■ **ASSIGNED TASK**:
Return all the data exactly, keeping the pictures out.

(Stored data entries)
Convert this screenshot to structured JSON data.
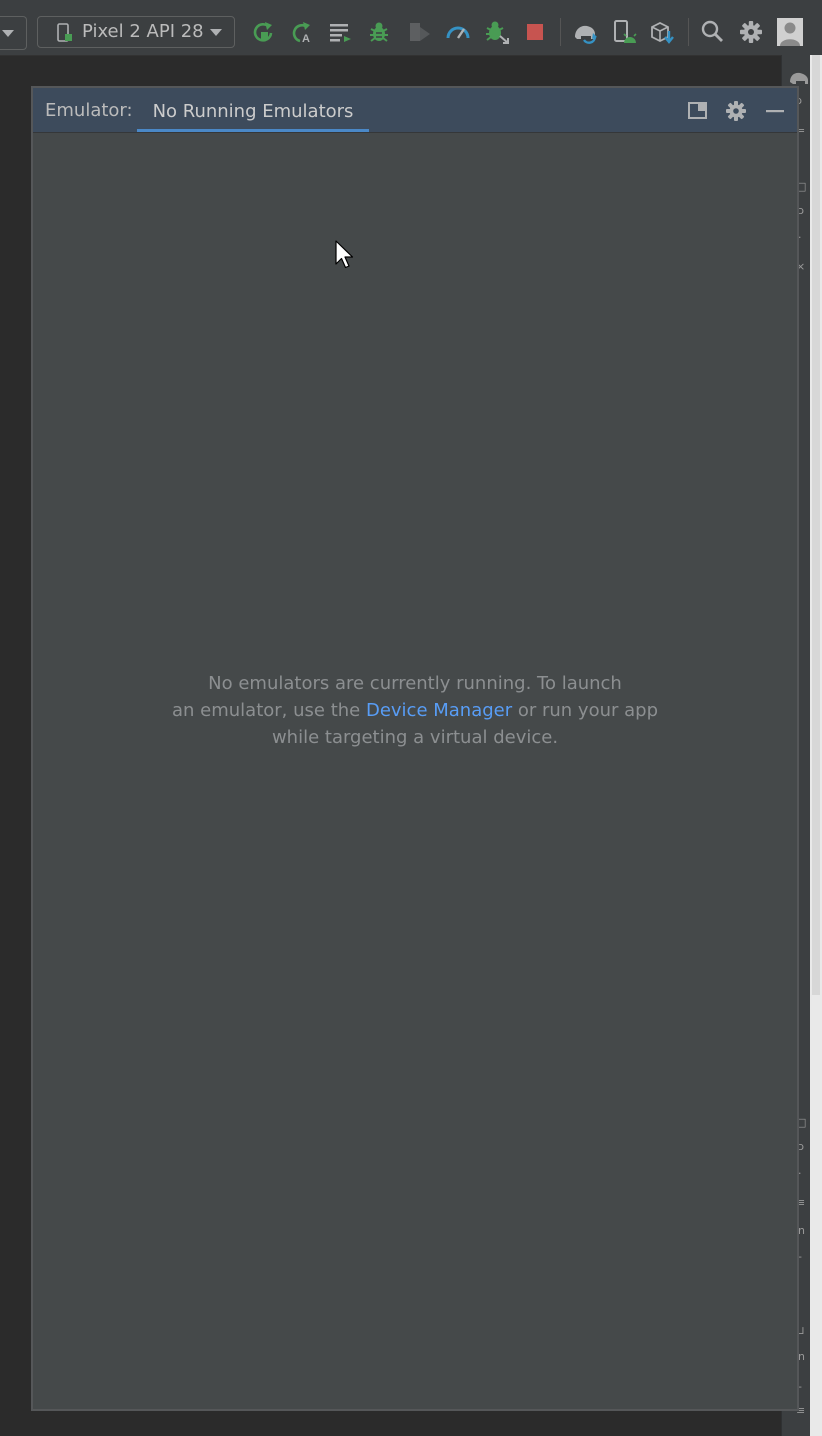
{
  "toolbar": {
    "device_select": {
      "label": "Pixel 2 API 28",
      "icon": "phone-device-icon"
    },
    "buttons": [
      {
        "name": "apply-changes-restart-activity-button",
        "icon": "apply-changes-icon"
      },
      {
        "name": "apply-code-changes-button",
        "icon": "apply-code-icon"
      },
      {
        "name": "run-configurations-button",
        "icon": "run-list-icon"
      },
      {
        "name": "debug-button",
        "icon": "bug-icon"
      },
      {
        "name": "run-with-coverage-button",
        "icon": "coverage-icon"
      },
      {
        "name": "profile-button",
        "icon": "gauge-icon"
      },
      {
        "name": "attach-debugger-button",
        "icon": "attach-bug-icon"
      },
      {
        "name": "stop-button",
        "icon": "stop-icon"
      },
      {
        "name": "sync-project-button",
        "icon": "elephant-sync-icon"
      },
      {
        "name": "device-manager-button",
        "icon": "device-manager-icon"
      },
      {
        "name": "sdk-manager-button",
        "icon": "sdk-download-icon"
      },
      {
        "name": "search-button",
        "icon": "search-icon"
      },
      {
        "name": "settings-button",
        "icon": "gear-icon"
      },
      {
        "name": "account-button",
        "icon": "user-avatar-icon"
      }
    ]
  },
  "emulator_panel": {
    "title": "Emulator:",
    "tab_label": "No Running Emulators",
    "header_buttons": [
      "layout-icon",
      "gear-icon",
      "minimize-icon"
    ],
    "message": {
      "line1": "No emulators are currently running. To launch",
      "line2_before": "an emulator, use the ",
      "link": "Device Manager",
      "line2_after": " or run your app",
      "line3": "while targeting a virtual device."
    }
  },
  "colors": {
    "toolbar_bg": "#3c3f41",
    "panel_bg": "#45494a",
    "panel_header_bg": "#3d4b5c",
    "tab_underline": "#4a88c7",
    "link": "#589df6",
    "message_text": "#8c8f91",
    "run_green": "#499c54",
    "stop_red": "#c75450",
    "accent_blue": "#3592c4"
  }
}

■ **COMPLETED TASK**:
Convert this screenshot to structured JSON data.
{
  "toolbar": {
    "device_select": {
      "label": "Pixel 2 API 28",
      "icon": "phone-device-icon"
    },
    "buttons": [
      {
        "name": "apply-changes-restart-activity-button",
        "icon": "apply-changes-icon"
      },
      {
        "name": "apply-code-changes-button",
        "icon": "apply-code-icon"
      },
      {
        "name": "run-configurations-button",
        "icon": "run-list-icon"
      },
      {
        "name": "debug-button",
        "icon": "bug-icon"
      },
      {
        "name": "run-with-coverage-button",
        "icon": "coverage-icon"
      },
      {
        "name": "profile-button",
        "icon": "gauge-icon"
      },
      {
        "name": "attach-debugger-button",
        "icon": "attach-bug-icon"
      },
      {
        "name": "stop-button",
        "icon": "stop-icon"
      },
      {
        "name": "sync-project-button",
        "icon": "elephant-sync-icon"
      },
      {
        "name": "device-manager-button",
        "icon": "device-manager-icon"
      },
      {
        "name": "sdk-manager-button",
        "icon": "sdk-download-icon"
      },
      {
        "name": "search-button",
        "icon": "search-icon"
      },
      {
        "name": "settings-button",
        "icon": "gear-icon"
      },
      {
        "name": "account-button",
        "icon": "user-avatar-icon"
      }
    ]
  },
  "emulator_panel": {
    "title": "Emulator:",
    "tab_label": "No Running Emulators",
    "header_buttons": [
      "layout-icon",
      "gear-icon",
      "minimize-icon"
    ],
    "message": {
      "line1": "No emulators are currently running. To launch",
      "line2_before": "an emulator, use the ",
      "link": "Device Manager",
      "line2_after": " or run your app",
      "line3": "while targeting a virtual device."
    }
  },
  "colors": {
    "toolbar_bg": "#3c3f41",
    "panel_bg": "#45494a",
    "panel_header_bg": "#3d4b5c",
    "tab_underline": "#4a88c7",
    "link": "#589df6",
    "message_text": "#8c8f91",
    "run_green": "#499c54",
    "stop_red": "#c75450",
    "accent_blue": "#3592c4"
  }
}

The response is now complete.